” When you slide back into old patterns, your overdone strengths become your weaknesses. As I discovered during the first half of the 2012 season, it’s easy to slide back. ” Victor Santa Cruz, head coach Azusa Pacific University
When Azusa Pacific University (APU) took the leap from NAIA to NCAA Division II, coach Santa Cruz, his staff and his team felt prepared for continued success. After all, they’d spent the last few seasons building a winning program. Why shouldn’t success continue?
(Read the previous installment for our Film Room series for a background on APU’s move from NAIA to NCAA D-II.)
“Looking back, we probably jumped a couple of steps,” coach says. “We thought we could operate as we’d done for the last few years without making major adjustments. We didn’t pay attention to the fact that our roster was relatively new.”
Still, even after losing their first two games by more than fifty points combined, coach and his team remained confident in themselves and their potential. With their home opener coming against Dixie State—a team that hadn’t won on the road in nearly two full years—they felt primed to bust into the win column.
“All we needed was one win under our belts, and more would follow,” coach Santa Cruz says.

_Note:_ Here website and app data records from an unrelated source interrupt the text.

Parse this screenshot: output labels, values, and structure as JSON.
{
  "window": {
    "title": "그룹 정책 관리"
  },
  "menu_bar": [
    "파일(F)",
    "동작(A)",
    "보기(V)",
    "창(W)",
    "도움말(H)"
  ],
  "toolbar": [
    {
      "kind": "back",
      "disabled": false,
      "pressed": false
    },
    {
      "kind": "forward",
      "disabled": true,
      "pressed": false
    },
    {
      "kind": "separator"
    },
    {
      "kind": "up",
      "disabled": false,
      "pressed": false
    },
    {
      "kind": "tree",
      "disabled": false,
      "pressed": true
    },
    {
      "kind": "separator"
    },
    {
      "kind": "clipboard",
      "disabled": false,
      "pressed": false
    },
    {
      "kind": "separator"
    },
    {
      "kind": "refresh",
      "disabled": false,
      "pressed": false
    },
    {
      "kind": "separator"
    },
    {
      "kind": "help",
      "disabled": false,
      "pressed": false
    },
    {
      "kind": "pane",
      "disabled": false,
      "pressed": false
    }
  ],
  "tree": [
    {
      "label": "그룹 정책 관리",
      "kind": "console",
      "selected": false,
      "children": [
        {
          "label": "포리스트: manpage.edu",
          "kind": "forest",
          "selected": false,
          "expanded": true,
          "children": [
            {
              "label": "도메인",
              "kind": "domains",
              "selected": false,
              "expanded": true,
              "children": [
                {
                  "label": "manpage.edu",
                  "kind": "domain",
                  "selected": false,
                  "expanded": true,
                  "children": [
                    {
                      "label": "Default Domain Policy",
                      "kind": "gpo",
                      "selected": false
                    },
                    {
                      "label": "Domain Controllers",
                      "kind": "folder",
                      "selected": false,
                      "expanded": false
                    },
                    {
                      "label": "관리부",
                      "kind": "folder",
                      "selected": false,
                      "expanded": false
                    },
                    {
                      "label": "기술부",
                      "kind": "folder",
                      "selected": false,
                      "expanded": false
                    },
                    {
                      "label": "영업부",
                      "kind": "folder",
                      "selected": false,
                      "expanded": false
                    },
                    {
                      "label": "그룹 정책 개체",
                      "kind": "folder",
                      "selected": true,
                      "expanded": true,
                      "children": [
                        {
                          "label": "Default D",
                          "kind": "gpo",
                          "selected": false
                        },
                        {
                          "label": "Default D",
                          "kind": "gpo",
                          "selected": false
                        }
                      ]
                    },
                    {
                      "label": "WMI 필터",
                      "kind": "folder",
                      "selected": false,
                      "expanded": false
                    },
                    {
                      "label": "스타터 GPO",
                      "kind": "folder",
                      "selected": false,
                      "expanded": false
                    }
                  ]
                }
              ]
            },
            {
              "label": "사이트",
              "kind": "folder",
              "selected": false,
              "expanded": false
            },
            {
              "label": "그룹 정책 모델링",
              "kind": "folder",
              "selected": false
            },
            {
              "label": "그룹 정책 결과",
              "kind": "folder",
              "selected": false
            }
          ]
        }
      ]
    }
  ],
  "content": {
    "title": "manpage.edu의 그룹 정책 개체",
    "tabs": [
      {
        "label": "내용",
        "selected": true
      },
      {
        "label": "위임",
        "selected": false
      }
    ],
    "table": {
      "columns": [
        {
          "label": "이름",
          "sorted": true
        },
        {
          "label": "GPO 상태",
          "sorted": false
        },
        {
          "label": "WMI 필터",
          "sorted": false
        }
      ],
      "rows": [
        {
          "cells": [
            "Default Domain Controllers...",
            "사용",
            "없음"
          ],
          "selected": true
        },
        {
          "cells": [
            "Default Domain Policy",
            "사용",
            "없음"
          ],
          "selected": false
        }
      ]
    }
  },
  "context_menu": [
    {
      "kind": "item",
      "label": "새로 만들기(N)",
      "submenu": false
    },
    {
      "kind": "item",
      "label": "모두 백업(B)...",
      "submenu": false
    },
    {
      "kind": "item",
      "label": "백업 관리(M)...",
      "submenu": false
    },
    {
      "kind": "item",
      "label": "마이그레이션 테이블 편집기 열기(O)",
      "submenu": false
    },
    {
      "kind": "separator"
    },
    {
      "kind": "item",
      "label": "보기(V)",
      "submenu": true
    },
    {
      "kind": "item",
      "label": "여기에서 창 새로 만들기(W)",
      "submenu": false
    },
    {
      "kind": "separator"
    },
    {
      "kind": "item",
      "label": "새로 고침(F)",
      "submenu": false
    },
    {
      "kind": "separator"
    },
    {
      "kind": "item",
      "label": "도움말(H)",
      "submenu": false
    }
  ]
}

For the first three-and-a-half quarters of the Dixie State game, it looked like APU was on its way. The score had gone back and forth, but APU was controlling the clock. With just over five minutes to play, they led by ten points. Then things went off script. At the five-minute mark, Dixie State scored to cut the lead to four. A minute later, they recovered and returned an APU fumble for a touchdown, giving them the lead. APU drove one last time into Dixie State territory, but missed a long field goal to seal the defeat.
At his core, coach Santa Cruz values results, achievement, progress, and strategic decision-making. When he didn’t see these on display, he reverted to a type of command-and-control mentality with which he once sought to lead. “I wanted to grab control around things and get us back to winning,” coach says. “I felt we let this one slip away, some of which had to do with fluke plays happening against us. And my attempts to control things came out in dysfunctional ways.”
While coach Santa Cruz’s reactions were driven by a desire to win—to get back to the script he and others anticipated the season would follow—they were out of step with the type of emotionally resilient leader he’d worked hard to become.
Maybe others thought I was just being a ‘classic coach,’ he says. “That’s not what I want. I want my team to perform their best, but not out of fear.
In reacting harshly to the fact that his team was now 0-3, coach Santa Cruz inadvertently undermined much of the goodwill, loyalty and trust he’d spent time cultivating. His negative reactions—directed at players and his staff alike—actually created an exponentially negative ripple that reverberated throughout the locker room.
“I’ve discovered that my biggest failures as a leader come not from making wrong technical decisions, but from misplaced social and interpersonal decisions,” he says. “During and after week three, I just wanted to power us through—literally grab the bull, turn it, and get us on the road to success as quickly as possible.”
Coach’s reactions proved to be out of step both with the true makeup of his roster, and with the program’s larger vision.
“It would still be a little while before I completely accepted just how new our team was,” he says. “I’d been assuming we’d play a certain way because of our recent history, and the culture we’d built. What I’d failed to do was to tune in to how things really were. At the same time, the heart of APU’s mission is to build champions while pursuing championships. I was only looking at the championship part. I had to go back to building champions.”
After another loss in week four, coach Santa Cruz finally started to re-examine the bigger picture.
“I realized that if we were going to change course, it had to start with me,” he says. “I started consciously working on all of my words and actions, and focused on connecting with the hope and positive emotions of my team and coaching staff. None of us liked being in last place. I had to be the one to initiate the change.”
“We couldn’t fix things over night,” coach Santa Cruz says. “Rebuilding trust is a slow process.”
[Stay tuned for our next Film Room installment to see how coach Santa Cruz and the APU Cougars worked their way back together.]